_SOURCE MATERIAL_
=== Section Start ===

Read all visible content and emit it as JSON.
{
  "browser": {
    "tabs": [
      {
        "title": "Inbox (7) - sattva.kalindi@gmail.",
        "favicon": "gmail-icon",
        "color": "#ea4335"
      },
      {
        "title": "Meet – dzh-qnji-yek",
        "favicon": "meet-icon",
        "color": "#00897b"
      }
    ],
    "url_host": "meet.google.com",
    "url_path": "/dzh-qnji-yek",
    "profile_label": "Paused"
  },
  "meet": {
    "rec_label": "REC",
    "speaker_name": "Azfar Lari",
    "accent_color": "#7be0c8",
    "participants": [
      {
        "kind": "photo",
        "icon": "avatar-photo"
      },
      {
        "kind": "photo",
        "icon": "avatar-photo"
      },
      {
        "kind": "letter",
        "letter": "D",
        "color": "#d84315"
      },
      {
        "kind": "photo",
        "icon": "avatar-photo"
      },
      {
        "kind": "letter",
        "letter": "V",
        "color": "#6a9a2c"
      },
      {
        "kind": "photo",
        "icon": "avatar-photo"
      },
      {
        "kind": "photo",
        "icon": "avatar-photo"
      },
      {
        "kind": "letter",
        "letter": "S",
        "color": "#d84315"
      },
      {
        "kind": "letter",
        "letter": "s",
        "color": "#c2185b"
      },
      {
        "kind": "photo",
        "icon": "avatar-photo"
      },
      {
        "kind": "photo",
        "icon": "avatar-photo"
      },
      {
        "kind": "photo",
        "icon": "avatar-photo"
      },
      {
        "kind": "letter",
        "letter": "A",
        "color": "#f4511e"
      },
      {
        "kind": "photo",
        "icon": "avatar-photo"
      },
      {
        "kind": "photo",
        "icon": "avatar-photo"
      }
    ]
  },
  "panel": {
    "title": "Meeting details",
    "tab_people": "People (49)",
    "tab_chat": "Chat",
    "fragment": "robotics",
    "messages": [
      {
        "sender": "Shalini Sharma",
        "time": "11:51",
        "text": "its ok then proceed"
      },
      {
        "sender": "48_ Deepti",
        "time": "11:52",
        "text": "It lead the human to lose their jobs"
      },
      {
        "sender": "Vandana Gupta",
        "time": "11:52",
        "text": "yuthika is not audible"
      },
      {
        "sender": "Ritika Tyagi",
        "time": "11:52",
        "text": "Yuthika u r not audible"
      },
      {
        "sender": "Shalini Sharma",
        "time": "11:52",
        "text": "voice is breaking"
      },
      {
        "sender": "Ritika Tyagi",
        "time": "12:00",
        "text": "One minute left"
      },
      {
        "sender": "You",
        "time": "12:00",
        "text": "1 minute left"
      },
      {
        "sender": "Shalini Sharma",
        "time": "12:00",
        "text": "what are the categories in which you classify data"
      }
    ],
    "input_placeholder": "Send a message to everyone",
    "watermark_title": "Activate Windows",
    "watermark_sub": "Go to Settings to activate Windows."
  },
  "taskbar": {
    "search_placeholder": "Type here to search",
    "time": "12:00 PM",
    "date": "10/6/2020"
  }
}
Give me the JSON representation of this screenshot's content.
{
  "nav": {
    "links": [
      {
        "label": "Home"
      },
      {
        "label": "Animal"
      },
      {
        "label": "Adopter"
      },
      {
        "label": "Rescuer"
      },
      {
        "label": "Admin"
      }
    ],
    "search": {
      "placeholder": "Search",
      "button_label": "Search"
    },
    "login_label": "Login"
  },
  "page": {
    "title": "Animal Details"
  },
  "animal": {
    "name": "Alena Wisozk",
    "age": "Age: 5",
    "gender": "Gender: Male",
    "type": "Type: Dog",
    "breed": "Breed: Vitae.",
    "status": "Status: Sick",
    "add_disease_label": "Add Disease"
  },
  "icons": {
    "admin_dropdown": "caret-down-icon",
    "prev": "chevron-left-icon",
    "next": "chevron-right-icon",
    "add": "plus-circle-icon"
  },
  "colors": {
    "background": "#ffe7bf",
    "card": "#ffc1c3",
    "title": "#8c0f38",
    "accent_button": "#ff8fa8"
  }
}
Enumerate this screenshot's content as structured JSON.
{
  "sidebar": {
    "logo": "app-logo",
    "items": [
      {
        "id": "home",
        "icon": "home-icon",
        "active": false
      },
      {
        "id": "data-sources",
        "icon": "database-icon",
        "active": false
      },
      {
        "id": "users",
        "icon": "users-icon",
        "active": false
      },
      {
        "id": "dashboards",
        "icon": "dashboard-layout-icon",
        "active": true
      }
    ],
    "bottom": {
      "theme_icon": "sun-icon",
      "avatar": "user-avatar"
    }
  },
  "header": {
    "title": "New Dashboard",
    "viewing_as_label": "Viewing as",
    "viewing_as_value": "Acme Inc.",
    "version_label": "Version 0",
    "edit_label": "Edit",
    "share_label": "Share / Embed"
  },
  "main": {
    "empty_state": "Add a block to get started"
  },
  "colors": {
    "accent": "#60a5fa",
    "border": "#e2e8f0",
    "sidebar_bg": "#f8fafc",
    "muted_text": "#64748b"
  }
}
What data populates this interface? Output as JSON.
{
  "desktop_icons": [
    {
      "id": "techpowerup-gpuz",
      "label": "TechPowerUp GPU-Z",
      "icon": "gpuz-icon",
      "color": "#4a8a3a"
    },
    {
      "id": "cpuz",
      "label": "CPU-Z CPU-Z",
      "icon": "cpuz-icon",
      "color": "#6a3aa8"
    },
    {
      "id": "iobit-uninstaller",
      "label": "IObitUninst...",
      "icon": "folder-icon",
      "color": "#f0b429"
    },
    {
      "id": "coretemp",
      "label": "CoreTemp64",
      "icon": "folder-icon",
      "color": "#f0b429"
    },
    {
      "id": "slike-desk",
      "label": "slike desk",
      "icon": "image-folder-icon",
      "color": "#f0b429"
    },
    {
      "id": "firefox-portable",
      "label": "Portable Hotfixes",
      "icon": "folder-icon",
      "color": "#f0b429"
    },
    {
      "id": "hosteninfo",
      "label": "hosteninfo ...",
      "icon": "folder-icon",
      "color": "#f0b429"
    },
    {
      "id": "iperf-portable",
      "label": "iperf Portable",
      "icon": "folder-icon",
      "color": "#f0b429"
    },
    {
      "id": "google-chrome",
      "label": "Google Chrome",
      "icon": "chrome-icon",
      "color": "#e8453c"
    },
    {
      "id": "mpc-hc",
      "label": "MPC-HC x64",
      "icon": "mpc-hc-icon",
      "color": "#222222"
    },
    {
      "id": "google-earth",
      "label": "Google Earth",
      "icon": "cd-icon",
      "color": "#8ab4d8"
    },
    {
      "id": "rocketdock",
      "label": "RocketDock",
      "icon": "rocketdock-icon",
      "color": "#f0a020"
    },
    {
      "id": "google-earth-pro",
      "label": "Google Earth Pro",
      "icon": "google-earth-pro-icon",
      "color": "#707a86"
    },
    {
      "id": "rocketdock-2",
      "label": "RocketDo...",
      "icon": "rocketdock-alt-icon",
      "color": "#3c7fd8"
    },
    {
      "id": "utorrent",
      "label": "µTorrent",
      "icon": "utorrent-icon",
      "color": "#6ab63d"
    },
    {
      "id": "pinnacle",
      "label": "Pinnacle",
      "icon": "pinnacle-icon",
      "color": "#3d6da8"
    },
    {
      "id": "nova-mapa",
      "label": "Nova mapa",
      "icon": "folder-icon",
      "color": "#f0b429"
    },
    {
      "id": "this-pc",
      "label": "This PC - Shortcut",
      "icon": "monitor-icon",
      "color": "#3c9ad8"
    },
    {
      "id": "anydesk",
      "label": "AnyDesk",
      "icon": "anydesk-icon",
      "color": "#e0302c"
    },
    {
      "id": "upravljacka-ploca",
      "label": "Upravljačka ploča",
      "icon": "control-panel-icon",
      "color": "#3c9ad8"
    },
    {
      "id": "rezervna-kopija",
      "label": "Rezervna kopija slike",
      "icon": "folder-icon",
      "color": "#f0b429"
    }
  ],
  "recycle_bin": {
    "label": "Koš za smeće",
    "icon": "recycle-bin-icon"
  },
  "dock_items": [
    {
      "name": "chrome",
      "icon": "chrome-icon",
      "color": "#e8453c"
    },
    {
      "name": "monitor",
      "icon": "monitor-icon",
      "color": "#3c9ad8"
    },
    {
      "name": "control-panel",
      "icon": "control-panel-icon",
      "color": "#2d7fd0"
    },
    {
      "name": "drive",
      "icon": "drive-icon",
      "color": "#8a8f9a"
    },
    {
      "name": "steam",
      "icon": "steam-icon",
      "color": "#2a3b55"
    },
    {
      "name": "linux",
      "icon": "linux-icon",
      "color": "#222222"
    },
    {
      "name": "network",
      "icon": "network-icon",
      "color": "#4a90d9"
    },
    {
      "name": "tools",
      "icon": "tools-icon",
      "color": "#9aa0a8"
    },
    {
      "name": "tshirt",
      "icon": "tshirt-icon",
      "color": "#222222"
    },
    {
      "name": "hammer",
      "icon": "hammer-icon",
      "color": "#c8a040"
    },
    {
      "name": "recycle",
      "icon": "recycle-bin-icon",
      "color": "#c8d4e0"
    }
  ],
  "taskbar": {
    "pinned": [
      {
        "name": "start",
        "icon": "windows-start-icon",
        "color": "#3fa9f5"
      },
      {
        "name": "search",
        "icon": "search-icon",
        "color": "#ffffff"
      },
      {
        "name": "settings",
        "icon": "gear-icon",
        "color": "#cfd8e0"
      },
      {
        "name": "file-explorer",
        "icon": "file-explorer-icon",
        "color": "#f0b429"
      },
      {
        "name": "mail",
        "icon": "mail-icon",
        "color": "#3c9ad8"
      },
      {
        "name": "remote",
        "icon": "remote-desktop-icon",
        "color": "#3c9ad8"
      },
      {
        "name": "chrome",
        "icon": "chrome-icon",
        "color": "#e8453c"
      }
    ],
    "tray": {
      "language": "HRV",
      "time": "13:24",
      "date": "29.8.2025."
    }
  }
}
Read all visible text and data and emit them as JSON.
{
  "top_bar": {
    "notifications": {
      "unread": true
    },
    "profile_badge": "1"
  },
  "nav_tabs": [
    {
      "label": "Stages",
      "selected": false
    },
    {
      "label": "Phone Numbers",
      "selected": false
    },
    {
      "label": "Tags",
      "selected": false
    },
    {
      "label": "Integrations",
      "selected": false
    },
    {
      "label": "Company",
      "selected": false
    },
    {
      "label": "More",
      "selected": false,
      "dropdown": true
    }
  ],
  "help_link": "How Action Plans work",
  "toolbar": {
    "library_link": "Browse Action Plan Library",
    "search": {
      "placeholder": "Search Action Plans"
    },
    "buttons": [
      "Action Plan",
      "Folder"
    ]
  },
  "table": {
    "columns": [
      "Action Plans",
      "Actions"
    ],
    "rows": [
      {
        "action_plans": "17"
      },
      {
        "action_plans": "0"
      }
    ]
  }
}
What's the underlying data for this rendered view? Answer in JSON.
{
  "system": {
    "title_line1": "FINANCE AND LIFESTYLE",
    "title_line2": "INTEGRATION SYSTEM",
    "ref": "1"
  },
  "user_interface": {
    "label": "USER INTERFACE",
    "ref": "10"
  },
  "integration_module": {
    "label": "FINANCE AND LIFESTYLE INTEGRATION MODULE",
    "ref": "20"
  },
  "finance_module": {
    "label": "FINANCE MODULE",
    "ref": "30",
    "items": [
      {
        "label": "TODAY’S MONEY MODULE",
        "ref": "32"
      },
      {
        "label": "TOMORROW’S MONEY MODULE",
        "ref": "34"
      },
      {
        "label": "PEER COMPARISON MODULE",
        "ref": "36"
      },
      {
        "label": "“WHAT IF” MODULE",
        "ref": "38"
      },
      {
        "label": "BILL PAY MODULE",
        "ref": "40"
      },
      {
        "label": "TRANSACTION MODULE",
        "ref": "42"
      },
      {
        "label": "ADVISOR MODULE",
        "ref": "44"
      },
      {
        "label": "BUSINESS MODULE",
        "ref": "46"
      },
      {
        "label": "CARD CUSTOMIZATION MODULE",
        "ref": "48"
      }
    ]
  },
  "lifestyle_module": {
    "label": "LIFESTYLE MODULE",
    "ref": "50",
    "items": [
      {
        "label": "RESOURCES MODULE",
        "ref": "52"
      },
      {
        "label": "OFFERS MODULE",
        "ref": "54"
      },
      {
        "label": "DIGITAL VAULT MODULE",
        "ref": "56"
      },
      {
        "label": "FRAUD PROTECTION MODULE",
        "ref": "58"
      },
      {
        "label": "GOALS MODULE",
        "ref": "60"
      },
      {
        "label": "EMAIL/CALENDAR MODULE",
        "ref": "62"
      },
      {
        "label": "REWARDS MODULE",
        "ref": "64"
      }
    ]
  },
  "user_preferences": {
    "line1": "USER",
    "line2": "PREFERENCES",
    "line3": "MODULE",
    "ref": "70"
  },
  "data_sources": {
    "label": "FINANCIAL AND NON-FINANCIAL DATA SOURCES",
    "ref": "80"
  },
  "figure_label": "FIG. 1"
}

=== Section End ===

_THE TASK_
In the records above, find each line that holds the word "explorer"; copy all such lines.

_TASK RESULT_
        "name": "file-explorer",
        "icon": "file-explorer-icon",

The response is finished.